The National Weather Service has indicated that this event looks to be the strongest since the 2017 North Bay Fires and a potentially historic event given the strength and duration of the winds.
Santa Rosa Fire and Police departments will have extra staffing in place through the duration of the weather event and potential power shutoff. The City’s Emergency Operation Center also remains activated.

Anticipated Traffic Signal Outages and Driver Safety
If PG&E implements a power shutoff this weekend, multiple intersections are expected to be without power. Due to traffic signal impacts caused by an outage, drivers are encouraged to stay home and stay off the roads as much as possible. If you must drive, please reduce speeds, drive with caution and treat all intersections without power as a 4-way stop, per state law. Based on information received from PG&E, the City anticipates a number of traffic signals to be nonfunctional during the shutoff. A list of intersections anticipated to be impacted is available at srcity.org/PSPSTrafficImpacts
Stop signs will be staged at intersections with the highest traffic volume and roadway speed to help remind drivers that they must stop at intersections where signals are out.

For up-to-date emergency information, visit srcity.org/emergency or call 2-1-1.


Caritas Village is the Catholic Charities project that proposes to destroy all historic structures on the southern-most block of our historic district and replace them with a 3-story family and homeless drop-in center along with two structures up to 4-stories in height that will have 126 living units.
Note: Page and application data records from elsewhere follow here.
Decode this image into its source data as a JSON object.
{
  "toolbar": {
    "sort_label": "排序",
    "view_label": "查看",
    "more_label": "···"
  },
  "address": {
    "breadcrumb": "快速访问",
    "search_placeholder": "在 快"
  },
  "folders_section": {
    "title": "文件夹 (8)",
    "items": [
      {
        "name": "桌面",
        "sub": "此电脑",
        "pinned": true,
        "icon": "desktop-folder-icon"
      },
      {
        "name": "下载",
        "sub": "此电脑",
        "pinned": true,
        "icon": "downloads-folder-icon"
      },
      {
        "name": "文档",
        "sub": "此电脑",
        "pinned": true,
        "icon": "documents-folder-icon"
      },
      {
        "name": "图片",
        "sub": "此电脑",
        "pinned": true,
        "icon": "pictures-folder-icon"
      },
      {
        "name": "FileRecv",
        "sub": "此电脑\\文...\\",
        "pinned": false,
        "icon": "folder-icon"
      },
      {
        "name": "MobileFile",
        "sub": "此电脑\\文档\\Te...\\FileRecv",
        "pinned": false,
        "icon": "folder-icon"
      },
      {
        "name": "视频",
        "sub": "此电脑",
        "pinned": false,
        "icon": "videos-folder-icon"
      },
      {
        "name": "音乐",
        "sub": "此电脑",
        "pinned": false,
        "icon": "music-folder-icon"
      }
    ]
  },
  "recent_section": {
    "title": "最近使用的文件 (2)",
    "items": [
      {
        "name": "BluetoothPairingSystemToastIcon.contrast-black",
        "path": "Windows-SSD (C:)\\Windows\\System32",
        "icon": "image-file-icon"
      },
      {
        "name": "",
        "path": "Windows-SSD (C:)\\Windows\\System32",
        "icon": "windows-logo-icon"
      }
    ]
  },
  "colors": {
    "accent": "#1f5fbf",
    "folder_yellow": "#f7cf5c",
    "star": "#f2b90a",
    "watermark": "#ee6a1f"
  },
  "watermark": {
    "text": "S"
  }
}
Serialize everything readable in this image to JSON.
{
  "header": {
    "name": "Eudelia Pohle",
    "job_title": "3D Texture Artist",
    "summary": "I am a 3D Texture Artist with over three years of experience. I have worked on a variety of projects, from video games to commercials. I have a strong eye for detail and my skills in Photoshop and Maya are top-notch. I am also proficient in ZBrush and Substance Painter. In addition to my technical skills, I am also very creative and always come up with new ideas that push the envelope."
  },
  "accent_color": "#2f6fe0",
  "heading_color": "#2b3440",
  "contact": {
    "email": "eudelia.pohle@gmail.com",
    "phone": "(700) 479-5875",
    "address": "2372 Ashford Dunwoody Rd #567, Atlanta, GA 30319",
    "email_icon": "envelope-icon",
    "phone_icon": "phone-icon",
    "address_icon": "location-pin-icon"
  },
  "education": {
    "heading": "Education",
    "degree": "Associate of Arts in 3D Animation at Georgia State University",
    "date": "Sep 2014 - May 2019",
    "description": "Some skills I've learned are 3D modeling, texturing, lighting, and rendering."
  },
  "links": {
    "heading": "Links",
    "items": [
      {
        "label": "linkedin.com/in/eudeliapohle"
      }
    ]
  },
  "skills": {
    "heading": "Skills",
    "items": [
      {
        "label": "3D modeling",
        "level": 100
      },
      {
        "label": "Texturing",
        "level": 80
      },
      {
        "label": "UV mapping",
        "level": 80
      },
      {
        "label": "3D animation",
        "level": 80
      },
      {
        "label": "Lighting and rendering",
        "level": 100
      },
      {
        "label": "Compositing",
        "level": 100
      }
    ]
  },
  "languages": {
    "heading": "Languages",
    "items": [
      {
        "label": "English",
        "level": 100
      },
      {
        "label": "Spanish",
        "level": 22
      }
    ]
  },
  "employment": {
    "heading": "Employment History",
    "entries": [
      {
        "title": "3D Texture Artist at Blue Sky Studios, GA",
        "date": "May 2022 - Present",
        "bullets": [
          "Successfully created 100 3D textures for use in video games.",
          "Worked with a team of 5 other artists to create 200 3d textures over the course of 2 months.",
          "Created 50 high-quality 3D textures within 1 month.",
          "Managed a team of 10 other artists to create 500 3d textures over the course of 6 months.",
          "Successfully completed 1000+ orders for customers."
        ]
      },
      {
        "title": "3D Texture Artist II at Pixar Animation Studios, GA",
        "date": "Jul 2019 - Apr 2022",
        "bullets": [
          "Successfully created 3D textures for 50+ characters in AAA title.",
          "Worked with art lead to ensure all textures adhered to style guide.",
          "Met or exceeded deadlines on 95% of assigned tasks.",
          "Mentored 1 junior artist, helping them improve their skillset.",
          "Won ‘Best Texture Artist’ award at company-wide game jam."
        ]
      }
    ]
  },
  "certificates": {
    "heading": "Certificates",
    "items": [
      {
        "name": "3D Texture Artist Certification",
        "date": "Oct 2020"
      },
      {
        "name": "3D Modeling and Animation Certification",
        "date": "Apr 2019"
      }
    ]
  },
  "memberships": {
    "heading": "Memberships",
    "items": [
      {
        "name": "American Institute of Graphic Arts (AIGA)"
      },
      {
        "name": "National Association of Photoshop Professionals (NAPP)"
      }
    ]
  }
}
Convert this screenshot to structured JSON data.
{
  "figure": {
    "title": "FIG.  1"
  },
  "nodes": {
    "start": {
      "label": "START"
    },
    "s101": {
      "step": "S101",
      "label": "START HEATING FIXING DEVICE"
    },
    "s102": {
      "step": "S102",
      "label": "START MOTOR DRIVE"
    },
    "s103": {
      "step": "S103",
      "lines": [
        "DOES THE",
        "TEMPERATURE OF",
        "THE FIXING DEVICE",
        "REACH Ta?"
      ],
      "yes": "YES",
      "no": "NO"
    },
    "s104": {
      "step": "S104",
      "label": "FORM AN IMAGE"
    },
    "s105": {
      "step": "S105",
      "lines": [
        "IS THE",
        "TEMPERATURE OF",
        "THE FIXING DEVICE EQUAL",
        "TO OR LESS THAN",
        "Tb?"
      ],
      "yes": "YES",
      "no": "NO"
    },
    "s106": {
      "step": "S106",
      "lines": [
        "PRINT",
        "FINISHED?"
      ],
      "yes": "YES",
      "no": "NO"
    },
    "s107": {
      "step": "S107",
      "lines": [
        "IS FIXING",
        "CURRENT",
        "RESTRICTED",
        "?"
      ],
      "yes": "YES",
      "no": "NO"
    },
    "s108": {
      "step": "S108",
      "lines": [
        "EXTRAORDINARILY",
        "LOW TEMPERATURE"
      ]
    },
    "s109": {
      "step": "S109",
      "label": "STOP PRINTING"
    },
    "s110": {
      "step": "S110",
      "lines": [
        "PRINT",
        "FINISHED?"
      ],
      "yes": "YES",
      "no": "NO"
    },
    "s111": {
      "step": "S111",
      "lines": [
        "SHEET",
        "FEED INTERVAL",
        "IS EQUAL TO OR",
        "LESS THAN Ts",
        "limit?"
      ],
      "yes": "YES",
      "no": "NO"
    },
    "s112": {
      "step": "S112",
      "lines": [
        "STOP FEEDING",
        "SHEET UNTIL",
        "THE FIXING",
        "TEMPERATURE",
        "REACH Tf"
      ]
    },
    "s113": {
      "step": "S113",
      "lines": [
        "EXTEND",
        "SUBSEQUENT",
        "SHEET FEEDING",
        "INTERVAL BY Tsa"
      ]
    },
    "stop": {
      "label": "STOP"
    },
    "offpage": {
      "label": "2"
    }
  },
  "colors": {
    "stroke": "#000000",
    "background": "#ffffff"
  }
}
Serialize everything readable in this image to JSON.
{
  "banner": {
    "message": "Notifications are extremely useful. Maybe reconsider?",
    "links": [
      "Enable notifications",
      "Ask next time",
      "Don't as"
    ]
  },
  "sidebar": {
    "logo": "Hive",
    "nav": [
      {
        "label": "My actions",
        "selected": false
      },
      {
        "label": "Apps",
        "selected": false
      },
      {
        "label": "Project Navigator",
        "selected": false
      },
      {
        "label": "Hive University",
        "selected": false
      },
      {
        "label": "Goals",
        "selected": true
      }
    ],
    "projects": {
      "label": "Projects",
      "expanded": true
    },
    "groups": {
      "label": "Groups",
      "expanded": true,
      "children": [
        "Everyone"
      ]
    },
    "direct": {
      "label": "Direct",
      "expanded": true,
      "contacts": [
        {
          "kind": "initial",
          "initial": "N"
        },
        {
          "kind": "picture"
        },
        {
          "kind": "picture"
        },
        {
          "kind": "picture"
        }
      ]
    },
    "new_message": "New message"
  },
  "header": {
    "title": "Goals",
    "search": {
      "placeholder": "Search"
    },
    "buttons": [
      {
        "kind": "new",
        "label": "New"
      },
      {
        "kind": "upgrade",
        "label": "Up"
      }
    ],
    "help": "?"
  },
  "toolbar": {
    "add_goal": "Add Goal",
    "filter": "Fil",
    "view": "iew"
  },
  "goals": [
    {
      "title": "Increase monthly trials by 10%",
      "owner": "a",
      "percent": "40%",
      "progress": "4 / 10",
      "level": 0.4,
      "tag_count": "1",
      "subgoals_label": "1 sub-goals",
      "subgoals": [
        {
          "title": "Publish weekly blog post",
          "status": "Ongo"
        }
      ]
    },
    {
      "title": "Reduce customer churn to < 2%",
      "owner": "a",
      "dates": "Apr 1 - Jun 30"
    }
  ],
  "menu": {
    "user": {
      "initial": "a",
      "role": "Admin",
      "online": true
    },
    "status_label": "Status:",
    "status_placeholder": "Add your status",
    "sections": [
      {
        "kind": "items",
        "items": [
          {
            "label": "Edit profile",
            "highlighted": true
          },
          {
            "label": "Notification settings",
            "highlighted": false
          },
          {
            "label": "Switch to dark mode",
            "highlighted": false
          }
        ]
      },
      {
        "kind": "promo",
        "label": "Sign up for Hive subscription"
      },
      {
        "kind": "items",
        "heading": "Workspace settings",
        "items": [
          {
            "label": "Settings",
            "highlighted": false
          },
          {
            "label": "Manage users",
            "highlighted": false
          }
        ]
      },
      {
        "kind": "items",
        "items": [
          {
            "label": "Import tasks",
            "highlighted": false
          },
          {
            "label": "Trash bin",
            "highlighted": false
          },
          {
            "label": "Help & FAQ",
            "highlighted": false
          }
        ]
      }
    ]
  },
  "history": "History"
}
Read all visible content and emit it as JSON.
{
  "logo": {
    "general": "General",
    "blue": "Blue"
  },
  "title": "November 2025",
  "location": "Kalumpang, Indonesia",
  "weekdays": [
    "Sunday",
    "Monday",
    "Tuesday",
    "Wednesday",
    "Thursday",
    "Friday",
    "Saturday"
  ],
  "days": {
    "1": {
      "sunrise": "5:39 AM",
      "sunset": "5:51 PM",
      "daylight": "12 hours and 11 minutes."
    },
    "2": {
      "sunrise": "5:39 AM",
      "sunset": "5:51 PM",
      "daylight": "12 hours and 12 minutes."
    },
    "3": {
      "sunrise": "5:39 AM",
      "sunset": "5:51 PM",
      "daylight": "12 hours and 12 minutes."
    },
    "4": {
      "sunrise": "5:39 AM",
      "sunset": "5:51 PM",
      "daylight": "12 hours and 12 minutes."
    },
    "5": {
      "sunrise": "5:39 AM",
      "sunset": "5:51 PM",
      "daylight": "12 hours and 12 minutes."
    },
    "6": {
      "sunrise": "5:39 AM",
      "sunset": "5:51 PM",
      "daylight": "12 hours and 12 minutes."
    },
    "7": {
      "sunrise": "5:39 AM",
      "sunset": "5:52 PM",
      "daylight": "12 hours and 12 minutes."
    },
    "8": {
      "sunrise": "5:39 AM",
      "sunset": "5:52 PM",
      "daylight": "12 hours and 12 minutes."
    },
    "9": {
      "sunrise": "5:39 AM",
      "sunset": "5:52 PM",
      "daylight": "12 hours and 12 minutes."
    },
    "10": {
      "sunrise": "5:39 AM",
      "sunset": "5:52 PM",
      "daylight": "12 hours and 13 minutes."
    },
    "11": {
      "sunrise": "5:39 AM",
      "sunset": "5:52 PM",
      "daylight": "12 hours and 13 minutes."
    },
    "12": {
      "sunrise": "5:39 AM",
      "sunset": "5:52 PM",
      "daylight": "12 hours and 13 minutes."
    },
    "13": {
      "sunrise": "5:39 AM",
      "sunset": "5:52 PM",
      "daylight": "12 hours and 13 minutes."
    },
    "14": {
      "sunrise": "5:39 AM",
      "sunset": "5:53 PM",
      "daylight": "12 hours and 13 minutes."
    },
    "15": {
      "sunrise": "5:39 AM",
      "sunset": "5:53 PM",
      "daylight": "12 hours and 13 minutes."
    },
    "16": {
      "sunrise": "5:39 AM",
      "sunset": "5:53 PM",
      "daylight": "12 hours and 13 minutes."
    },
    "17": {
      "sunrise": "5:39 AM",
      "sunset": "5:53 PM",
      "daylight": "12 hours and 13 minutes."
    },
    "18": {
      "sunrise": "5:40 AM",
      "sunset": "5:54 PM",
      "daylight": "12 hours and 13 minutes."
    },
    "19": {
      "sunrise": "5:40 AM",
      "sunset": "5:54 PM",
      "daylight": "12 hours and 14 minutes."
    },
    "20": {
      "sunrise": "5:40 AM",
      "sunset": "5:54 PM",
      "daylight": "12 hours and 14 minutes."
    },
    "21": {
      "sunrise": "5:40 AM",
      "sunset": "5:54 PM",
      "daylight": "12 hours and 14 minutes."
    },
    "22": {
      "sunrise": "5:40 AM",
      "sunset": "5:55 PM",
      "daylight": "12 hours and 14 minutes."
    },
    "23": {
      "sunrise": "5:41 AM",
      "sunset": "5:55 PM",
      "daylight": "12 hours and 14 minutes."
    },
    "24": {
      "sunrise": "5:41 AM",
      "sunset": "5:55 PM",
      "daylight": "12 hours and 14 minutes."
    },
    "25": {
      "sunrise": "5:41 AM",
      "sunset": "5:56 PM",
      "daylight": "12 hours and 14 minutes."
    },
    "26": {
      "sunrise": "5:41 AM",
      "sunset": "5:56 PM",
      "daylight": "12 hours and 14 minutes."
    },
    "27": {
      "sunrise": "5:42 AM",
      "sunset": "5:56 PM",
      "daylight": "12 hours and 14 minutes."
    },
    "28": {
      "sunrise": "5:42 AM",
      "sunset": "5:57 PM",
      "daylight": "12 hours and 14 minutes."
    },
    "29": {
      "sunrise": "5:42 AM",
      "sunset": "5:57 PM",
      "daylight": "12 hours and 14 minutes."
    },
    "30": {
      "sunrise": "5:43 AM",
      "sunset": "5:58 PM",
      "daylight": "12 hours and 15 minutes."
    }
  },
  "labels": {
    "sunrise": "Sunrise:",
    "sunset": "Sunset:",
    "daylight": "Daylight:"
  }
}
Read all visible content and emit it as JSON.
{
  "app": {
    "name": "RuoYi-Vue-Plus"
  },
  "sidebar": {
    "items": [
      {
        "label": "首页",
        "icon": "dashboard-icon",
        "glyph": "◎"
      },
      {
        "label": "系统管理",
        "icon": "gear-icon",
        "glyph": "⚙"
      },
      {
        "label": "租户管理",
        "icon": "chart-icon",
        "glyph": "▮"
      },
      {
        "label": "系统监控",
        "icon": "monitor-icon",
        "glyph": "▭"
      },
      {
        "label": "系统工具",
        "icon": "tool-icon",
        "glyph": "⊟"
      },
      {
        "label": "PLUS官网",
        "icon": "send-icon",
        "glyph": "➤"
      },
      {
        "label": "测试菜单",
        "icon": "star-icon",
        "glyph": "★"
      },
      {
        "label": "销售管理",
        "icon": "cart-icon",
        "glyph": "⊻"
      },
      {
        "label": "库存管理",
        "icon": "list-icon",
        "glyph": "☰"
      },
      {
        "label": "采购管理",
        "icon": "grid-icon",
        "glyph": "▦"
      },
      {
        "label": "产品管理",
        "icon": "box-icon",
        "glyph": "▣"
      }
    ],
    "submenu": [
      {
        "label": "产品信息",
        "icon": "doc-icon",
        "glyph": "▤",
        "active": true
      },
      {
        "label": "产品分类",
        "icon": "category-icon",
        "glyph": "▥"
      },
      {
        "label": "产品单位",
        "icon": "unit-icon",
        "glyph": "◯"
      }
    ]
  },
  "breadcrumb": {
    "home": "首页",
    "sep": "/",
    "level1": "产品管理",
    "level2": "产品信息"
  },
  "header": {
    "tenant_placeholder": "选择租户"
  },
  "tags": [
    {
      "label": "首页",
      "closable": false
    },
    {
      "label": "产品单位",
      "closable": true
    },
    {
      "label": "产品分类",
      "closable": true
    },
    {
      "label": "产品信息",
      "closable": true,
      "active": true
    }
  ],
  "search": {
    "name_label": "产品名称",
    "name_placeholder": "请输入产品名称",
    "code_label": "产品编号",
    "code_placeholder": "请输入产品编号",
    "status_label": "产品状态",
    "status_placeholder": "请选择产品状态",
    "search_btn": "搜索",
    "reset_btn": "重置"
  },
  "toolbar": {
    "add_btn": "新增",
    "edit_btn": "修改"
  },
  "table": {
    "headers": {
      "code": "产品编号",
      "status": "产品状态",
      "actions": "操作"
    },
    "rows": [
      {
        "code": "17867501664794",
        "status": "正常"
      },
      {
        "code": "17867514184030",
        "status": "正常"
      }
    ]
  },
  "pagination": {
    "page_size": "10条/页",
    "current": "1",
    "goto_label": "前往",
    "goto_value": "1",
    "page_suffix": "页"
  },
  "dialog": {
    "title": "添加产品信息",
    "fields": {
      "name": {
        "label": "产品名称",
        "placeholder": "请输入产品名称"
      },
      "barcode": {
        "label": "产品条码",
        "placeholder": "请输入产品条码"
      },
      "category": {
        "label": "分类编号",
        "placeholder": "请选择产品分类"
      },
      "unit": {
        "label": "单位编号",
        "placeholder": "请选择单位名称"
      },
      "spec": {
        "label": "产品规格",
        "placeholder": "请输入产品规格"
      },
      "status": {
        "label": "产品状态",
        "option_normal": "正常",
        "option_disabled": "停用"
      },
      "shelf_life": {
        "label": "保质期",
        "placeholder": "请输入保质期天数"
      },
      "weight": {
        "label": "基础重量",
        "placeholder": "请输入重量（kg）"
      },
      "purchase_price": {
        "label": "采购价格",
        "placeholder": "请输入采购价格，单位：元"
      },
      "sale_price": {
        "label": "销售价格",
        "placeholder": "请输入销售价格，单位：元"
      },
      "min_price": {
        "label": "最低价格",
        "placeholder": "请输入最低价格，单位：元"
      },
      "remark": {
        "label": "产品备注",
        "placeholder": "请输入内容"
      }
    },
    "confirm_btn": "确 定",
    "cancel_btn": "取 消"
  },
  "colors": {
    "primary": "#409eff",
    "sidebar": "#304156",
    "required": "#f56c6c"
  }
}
The entire complex will have 54 parking spaces. The applicant will be presenting this project to the city’s Cultural Heritage Board and the Design Review Board this Wednesday, 10/16, at 4:30pm in the City Hall council chambers. This is a public meeting that residents can attend and speak if they wish. Comments can also be emailed to the city planner on this project: Kristinae Toomians at KToomians@srcity.org